## EXERCISE DESCRIPTION
Within the entries below, find each line containing the word "Hugo" and copy it.
DATA FOR ANALYSIS Start Marker
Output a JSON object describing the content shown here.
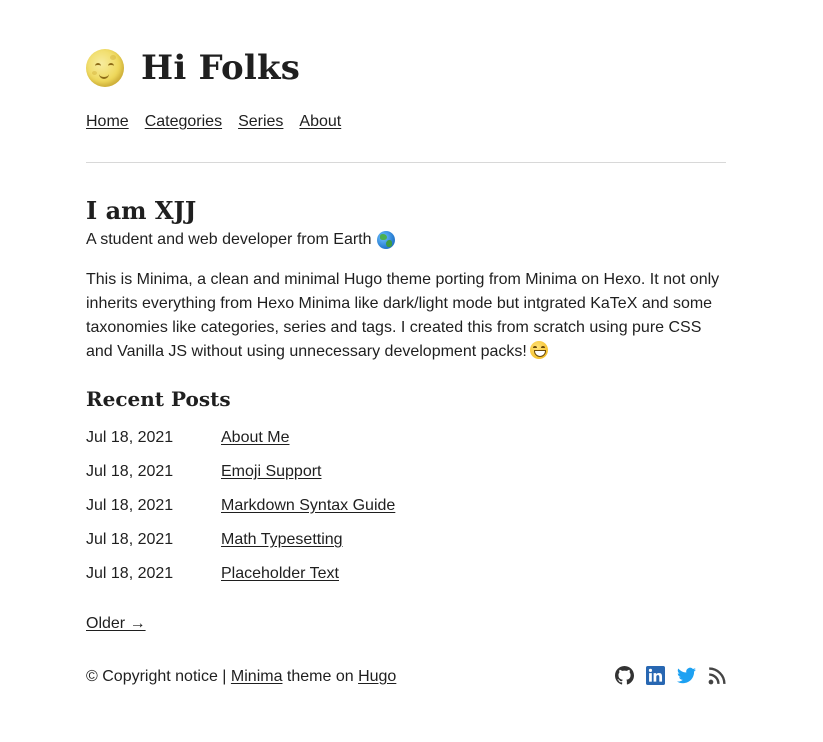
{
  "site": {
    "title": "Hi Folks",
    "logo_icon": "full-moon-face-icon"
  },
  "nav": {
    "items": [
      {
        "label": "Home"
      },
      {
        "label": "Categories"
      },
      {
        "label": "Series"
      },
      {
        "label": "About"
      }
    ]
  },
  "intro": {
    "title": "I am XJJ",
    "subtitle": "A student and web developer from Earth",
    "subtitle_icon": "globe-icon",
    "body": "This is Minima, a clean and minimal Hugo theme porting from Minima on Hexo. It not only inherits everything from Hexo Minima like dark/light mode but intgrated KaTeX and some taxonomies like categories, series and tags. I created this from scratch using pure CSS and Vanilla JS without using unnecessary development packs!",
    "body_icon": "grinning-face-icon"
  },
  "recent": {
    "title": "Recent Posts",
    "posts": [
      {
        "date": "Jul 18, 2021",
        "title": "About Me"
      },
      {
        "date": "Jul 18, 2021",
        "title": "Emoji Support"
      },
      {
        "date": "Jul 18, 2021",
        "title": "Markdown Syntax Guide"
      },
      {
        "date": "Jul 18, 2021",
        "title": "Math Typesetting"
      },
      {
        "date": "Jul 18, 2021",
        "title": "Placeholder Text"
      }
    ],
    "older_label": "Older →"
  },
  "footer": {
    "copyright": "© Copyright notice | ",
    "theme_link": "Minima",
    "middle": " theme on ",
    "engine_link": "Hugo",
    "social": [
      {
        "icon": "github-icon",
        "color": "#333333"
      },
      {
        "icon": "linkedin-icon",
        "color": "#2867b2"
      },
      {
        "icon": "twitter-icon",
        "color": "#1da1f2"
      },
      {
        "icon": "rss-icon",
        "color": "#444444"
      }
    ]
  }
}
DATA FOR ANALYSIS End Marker
## EXPECTED OUTPUT
    "body": "This is Minima, a clean and minimal Hugo theme porting from Minima on Hexo. It not only inherits everything from Hexo Minima like dark/light mode but intgrated KaTeX and some taxonomies like categories, series and tags. I created this from scratch using pure CSS and Vanilla JS without using unnecessary development packs!",
    "engine_link": "Hugo",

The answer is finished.